I made a poster for a class project, entitled “Overcoming Addiction“, a topic that I’ve become all too familiar with over the past year. The person depicted is my dear friend, Jordan. A year ago, while still working as hotel manager at the YMCA Hotel, I came across Jordan on a downtown street. He was busking with his green violin. In the evening when I left work, he was still sitting in the same place, playing with the same intensity. His music was astonishingly beautiful and hypnotic. I sat mesmerized and became lost in the sorrowful strains.
A few days later, I struck up a conversation and learned that he was living on the streets for the past 10 years and had a serious heroin addiction. I asked him if he wanted to quit. He said yes. This began a labyrinthine journey for both of us, Jordan towards a better life, and me towards a deeper understanding of the affliction of heroin addiction.
I took him in to our Hotel, along with his pitbull, Zero. I charged only the nominal amount that social services allocates, although the room cost was much higher. Despite his addiction, Jordan often surprised me with his depth and insight. One day while helping him pack, I came across an unfinished verse. It sent shivers up my spine and completely moved me. Here’s Jordan’s verse:
I lost desire so long ago
The boy I once was, turned half a man I don’t know
What dreams I had fell silently like snow
Who am I? Where did I go?
All feelings are dismissed
Warmth of a lover’s tender kiss

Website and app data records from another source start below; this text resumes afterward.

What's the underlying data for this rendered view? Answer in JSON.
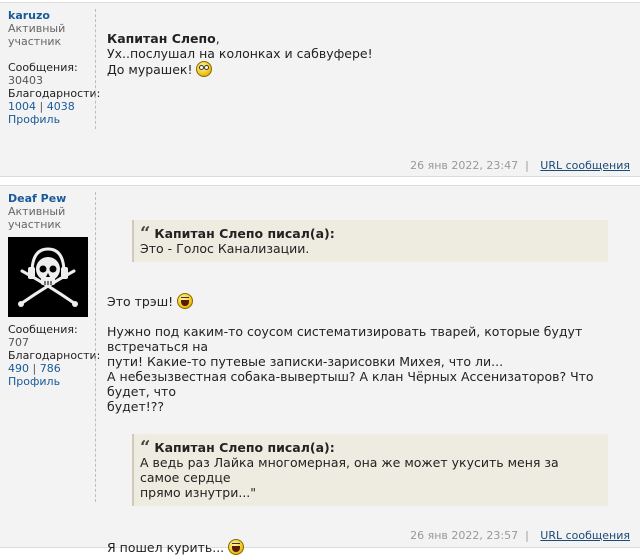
{
  "posts": [
    {
      "user": {
        "name": "karuzo",
        "rank": "Активный участник",
        "messages_label": "Сообщения:",
        "messages_value": "30403",
        "thanks_label": "Благодарности:",
        "thanks_given": "1004",
        "thanks_sep": "|",
        "thanks_received": "4038",
        "profile_label": "Профиль"
      },
      "body": {
        "addressee": "Капитан Слепо",
        "addressee_suffix": ",",
        "line1": "Ух..послушал на колонках и сабвуфере!",
        "line2": "До мурашек!",
        "smiley": "rolling-eyes-smiley-icon"
      },
      "footer": {
        "timestamp": "26 янв 2022, 23:47",
        "url_label": "URL сообщения"
      }
    },
    {
      "user": {
        "name": "Deaf Pew",
        "rank": "Активный участник",
        "avatar": "skull-headphones-crossed-swords",
        "messages_label": "Сообщения:",
        "messages_value": "707",
        "thanks_label": "Благодарности:",
        "thanks_given": "490",
        "thanks_sep": "|",
        "thanks_received": "786",
        "profile_label": "Профиль"
      },
      "quote1": {
        "author": "Капитан Слепо писал(а):",
        "text": "Это - Голос Канализации."
      },
      "text1": "Это трэш!",
      "text2_l1": "Нужно под каким-то соусом систематизировать тварей, которые будут встречаться на",
      "text2_l2": "пути! Какие-то путевые записки-зарисовки Михея, что ли...",
      "text2_l3": "А небезызвестная собака-вывертыш? А клан Чёрных Ассенизаторов? Что будет, что",
      "text2_l4": "будет!??",
      "quote2": {
        "author": "Капитан Слепо писал(а):",
        "text_l1": "А ведь раз Лайка многомерная, она же может укусить меня за самое сердце",
        "text_l2": "прямо изнутри...\""
      },
      "text3": "Я пошел курить...",
      "footer": {
        "timestamp": "26 янв 2022, 23:57",
        "url_label": "URL сообщения"
      }
    }
  ]
}
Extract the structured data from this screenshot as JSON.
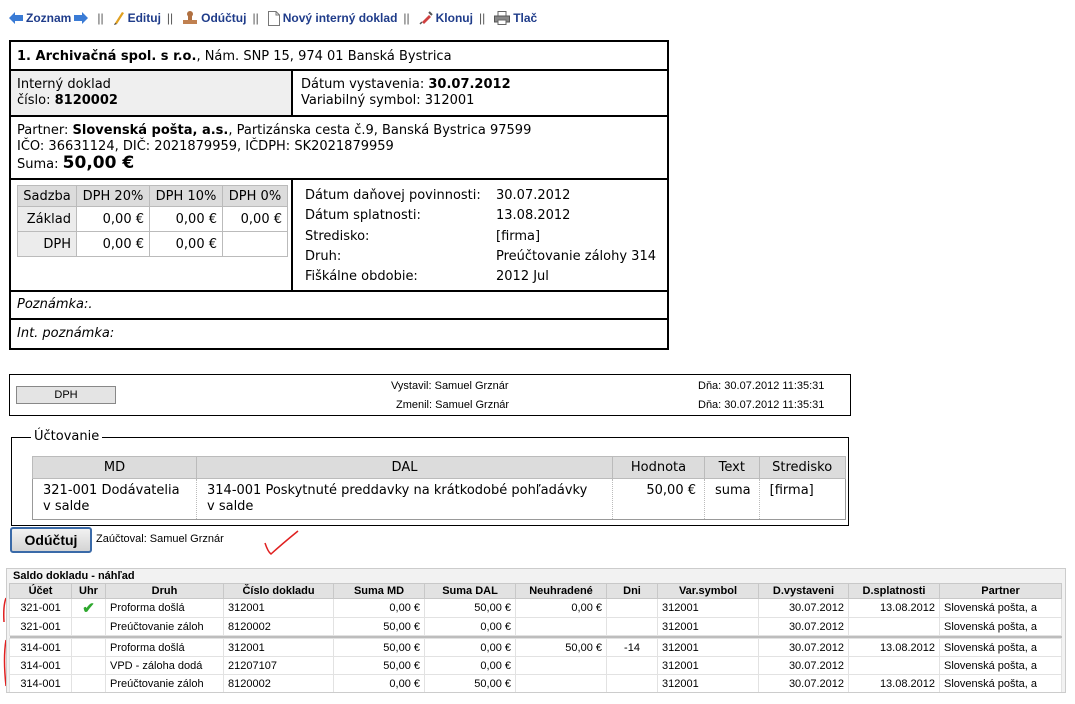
{
  "toolbar": {
    "zoznam": "Zoznam",
    "edituj": "Edituj",
    "oductuj": "Odúčtuj",
    "novy": "Nový interný doklad",
    "klonuj": "Klonuj",
    "tlac": "Tlač",
    "sep": "||"
  },
  "doc": {
    "company_name": "1. Archivačná spol. s r.o.",
    "company_addr": ", Nám. SNP 15, 974 01 Banská Bystrica",
    "type_label": "Interný doklad",
    "number_label": "číslo:",
    "number": "8120002",
    "issue_label": "Dátum vystavenia:",
    "issue_date": "30.07.2012",
    "vs_label": "Variabilný symbol:",
    "vs": "312001",
    "partner_label": "Partner:",
    "partner_name": "Slovenská pošta, a.s.",
    "partner_addr": ", Partizánska cesta č.9, Banská Bystrica 97599",
    "ids": "IČO: 36631124, DIČ: 2021879959, IČDPH: SK2021879959",
    "suma_label": "Suma:",
    "suma": "50,00 €",
    "vat": {
      "h0": "Sadzba",
      "h1": "DPH 20%",
      "h2": "DPH 10%",
      "h3": "DPH 0%",
      "r1": "Základ",
      "r1v1": "0,00 €",
      "r1v2": "0,00 €",
      "r1v3": "0,00 €",
      "r2": "DPH",
      "r2v1": "0,00 €",
      "r2v2": "0,00 €"
    },
    "kv": [
      {
        "k": "Dátum daňovej povinnosti:",
        "v": "30.07.2012"
      },
      {
        "k": "Dátum splatnosti:",
        "v": "13.08.2012"
      },
      {
        "k": "Stredisko:",
        "v": "[firma]"
      },
      {
        "k": "Druh:",
        "v": "Preúčtovanie zálohy 314"
      },
      {
        "k": "Fiškálne obdobie:",
        "v": "2012 Jul"
      }
    ],
    "note": "Poznámka:.",
    "int_note": "Int. poznámka:"
  },
  "meta": {
    "dph_btn": "DPH",
    "vystavil": "Vystavil: Samuel Grznár",
    "zmenil": "Zmenil: Samuel Grznár",
    "dna1": "Dňa: 30.07.2012 11:35:31",
    "dna2": "Dňa: 30.07.2012 11:35:31"
  },
  "uctovanie": {
    "legend": "Účtovanie",
    "headers": [
      "MD",
      "DAL",
      "Hodnota",
      "Text",
      "Stredisko"
    ],
    "row": {
      "md1": "321-001 Dodávatelia",
      "md2": "v salde",
      "dal1": "314-001 Poskytnuté preddavky na krátkodobé pohľadávky",
      "dal2": "v salde",
      "hodnota": "50,00 €",
      "text": "suma",
      "stredisko": "[firma]"
    }
  },
  "oductuj_button": "Odúčtuj",
  "zauctoval": "Zaúčtoval: Samuel Grznár",
  "saldo": {
    "title": "Saldo dokladu - náhľad",
    "headers": [
      "Účet",
      "Uhr",
      "Druh",
      "Číslo dokladu",
      "Suma MD",
      "Suma DAL",
      "Neuhradené",
      "Dni",
      "Var.symbol",
      "D.vystaveni",
      "D.splatnosti",
      "Partner"
    ],
    "rows": [
      [
        "321-001",
        "✔",
        "Proforma došlá",
        "312001",
        "0,00 €",
        "50,00 €",
        "0,00 €",
        "",
        "312001",
        "30.07.2012",
        "13.08.2012",
        "Slovenská pošta, a"
      ],
      [
        "321-001",
        "",
        "Preúčtovanie záloh",
        "8120002",
        "50,00 €",
        "0,00 €",
        "",
        "",
        "312001",
        "30.07.2012",
        "",
        "Slovenská pošta, a"
      ],
      [
        "314-001",
        "",
        "Proforma došlá",
        "312001",
        "50,00 €",
        "0,00 €",
        "50,00 €",
        "-14",
        "312001",
        "30.07.2012",
        "13.08.2012",
        "Slovenská pošta, a"
      ],
      [
        "314-001",
        "",
        "VPD - záloha dodá",
        "21207107",
        "50,00 €",
        "0,00 €",
        "",
        "",
        "312001",
        "30.07.2012",
        "",
        "Slovenská pošta, a"
      ],
      [
        "314-001",
        "",
        "Preúčtovanie záloh",
        "8120002",
        "0,00 €",
        "50,00 €",
        "",
        "",
        "312001",
        "30.07.2012",
        "13.08.2012",
        "Slovenská pošta, a"
      ]
    ]
  },
  "colors": {
    "link": "#1f3c8a",
    "check": "#2ea82e",
    "annotation": "#e02020",
    "button_border": "#3a6aa8"
  }
}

Friends and family I may never miss
How did I become this?
There must be some way out but oh I’ve tried
I’ve fought, I’ve stole, I’ve cheated and lied
The needle holds a place to hide

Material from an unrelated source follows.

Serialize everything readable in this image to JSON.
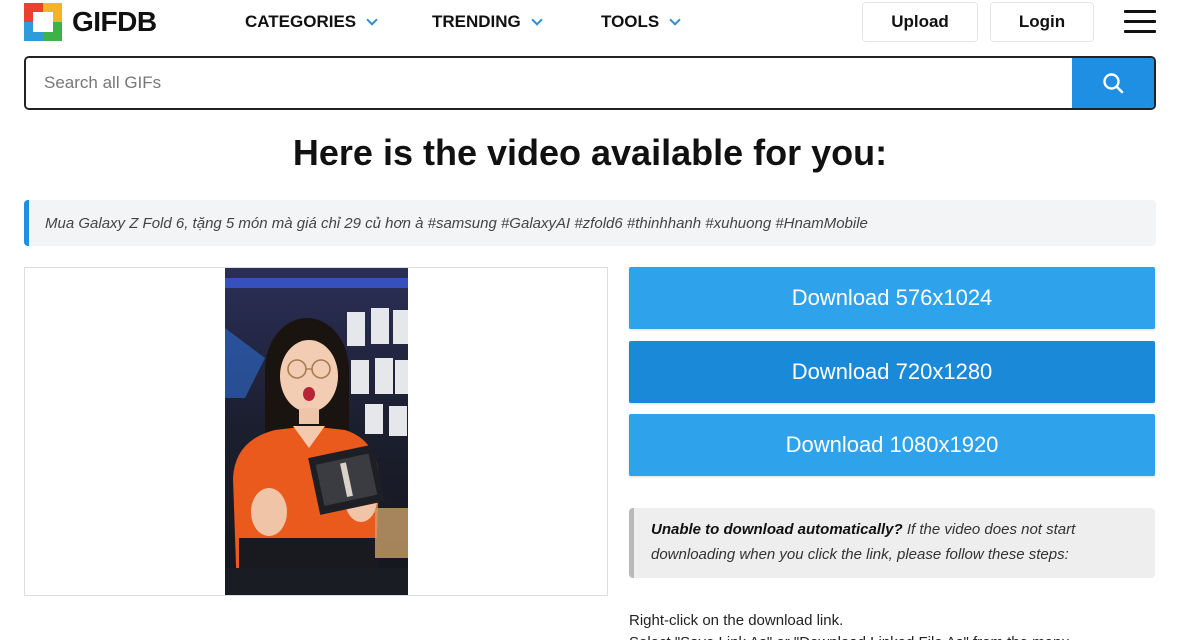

I wish to bring myself back to the day …
the day when Jordan died
After the YMCA closed in December, 2006 (to rebuild a new facility), I found him a room in a Gastown hotel where the manager was willing to take a gamble on a young person who had not yet overcome his addiction. In addition, the hotel allowed his pitbull, so we were happy to overlook the minor inconvenience of hordes of mice and cockroaches.

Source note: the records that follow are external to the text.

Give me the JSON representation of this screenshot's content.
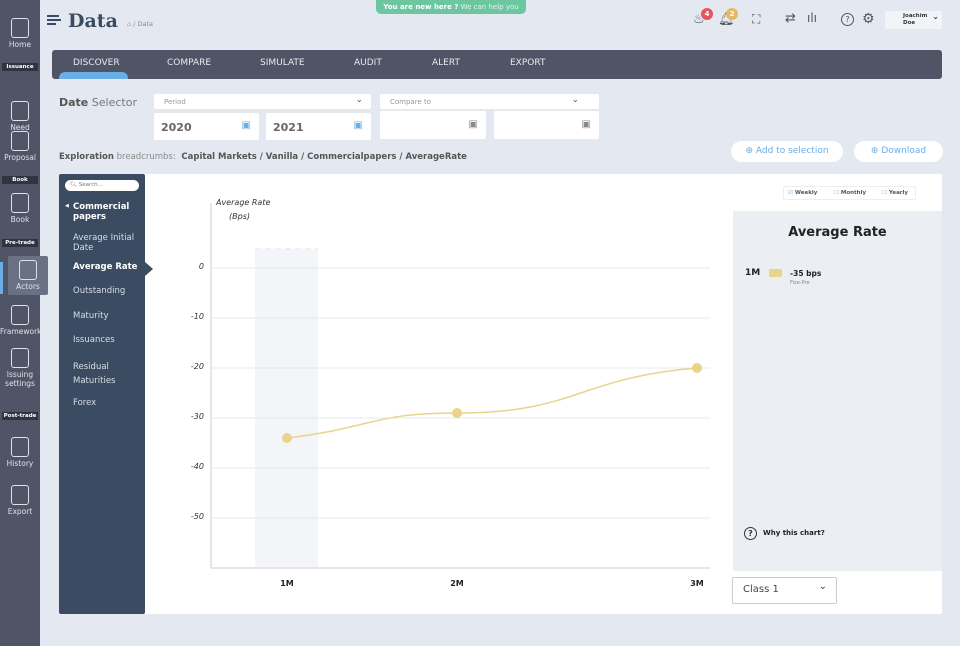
{
  "header": {
    "title": "Data",
    "breadcrumb": "/ Data",
    "banner_bold": "You are new here ?",
    "banner_link": "We can help you",
    "notif_fire": "4",
    "notif_bell": "2",
    "user": "Joachim Doe"
  },
  "leftnav": {
    "items": [
      {
        "label": "Home"
      },
      {
        "section": "Issuance",
        "label": "Need"
      },
      {
        "label": "Proposal"
      },
      {
        "section": "Book",
        "label": "Book"
      },
      {
        "section": "Pre-trade",
        "label": "Actors"
      },
      {
        "label": "Framework"
      },
      {
        "label": "Issuing settings"
      },
      {
        "section": "Post-trade",
        "label": "History"
      },
      {
        "label": "Export"
      }
    ]
  },
  "tabs": [
    "DISCOVER",
    "COMPARE",
    "SIMULATE",
    "AUDIT",
    "ALERT",
    "EXPORT"
  ],
  "date_selector": {
    "label_bold": "Date",
    "label": "Selector",
    "period_placeholder": "Period",
    "compare_placeholder": "Compare to",
    "from": "2020",
    "to": "2021"
  },
  "exploration": {
    "label_bold": "Exploration",
    "label": "breadcrumbs:",
    "path": "Capital Markets / Vanilla / Commercialpapers / AverageRate"
  },
  "actions": {
    "add": "Add to selection",
    "download": "Download"
  },
  "menu": {
    "search_placeholder": "Search...",
    "group": "Commercial papers",
    "items": [
      "Average Initial Date",
      "Average Rate",
      "Outstanding",
      "Maturity",
      "Issuances",
      "Residual Maturities",
      "Forex"
    ],
    "active": "Average Rate"
  },
  "frequency": {
    "options": [
      "Weekly",
      "Monthly",
      "Yearly"
    ],
    "checked": "Weekly"
  },
  "legend": {
    "title": "Average Rate",
    "series": "1M",
    "value": "-35 bps",
    "sub": "Fixe-Pre",
    "why": "Why this chart?",
    "color": "#e8d48a"
  },
  "class_select": "Class 1",
  "chart_data": {
    "type": "line",
    "ylabel": "Average Rate",
    "yunit": "(Bps)",
    "categories": [
      "1M",
      "2M",
      "3M"
    ],
    "values": [
      -34,
      -29,
      -20
    ],
    "yticks": [
      0,
      -10,
      -20,
      -30,
      -40,
      -50
    ],
    "ylim": [
      -60,
      3
    ],
    "grid": true,
    "highlight_category": "1M",
    "color": "#e8d48a"
  }
}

Days passed with bitter struggles, Jordan crying in pain and in need of a ‘hit’. I witnessed the wretchedness and hopelessness of addiction, the vomitting, intense fevers, wasted time spent in alleys waiting for dealers to show up. I saw his frustration when the needle would no longer penetrate hardened veins, I saw the open sores. My eyes were opened. Such a vicious and desolate cycle. My heart ached to see such futility, especially in someone who had become as dear to me as a brother.
Finally some light began to appear at the end of a long, blackened tunnel, at first a mere shard, then gradually expanding into a glowing beacon. Jordan started a methadone program, stopped using heroin, then finally over a period of two months, weaned himself off the methadone. Today he is completely free of heroin. Looking back at the long road travelled, it feels as though we’ve been comrades through an exhausting battle, a horrific bloody war …
I’ve kept a photo journal throughout his year’s struggle. Many of the images are heart wrenching and extremely graphic. (they are not among the links below). For now, they remain tucked away. One day Jordan may want to tell his story. If he does, I’ve told him the photos are there. (I offered to do the layout and provide the photos and digital art). 🙂
This poster is far more raw than my other fantasy art, yet it holds an equal place. I oscillate freely between both worlds, never averting my eyes from reality, but afterwards retreating to a more gentle realm to recharge my energy.
More images of Jordan:
You may notice I have placed a goulish face in the window. I tried out some variations: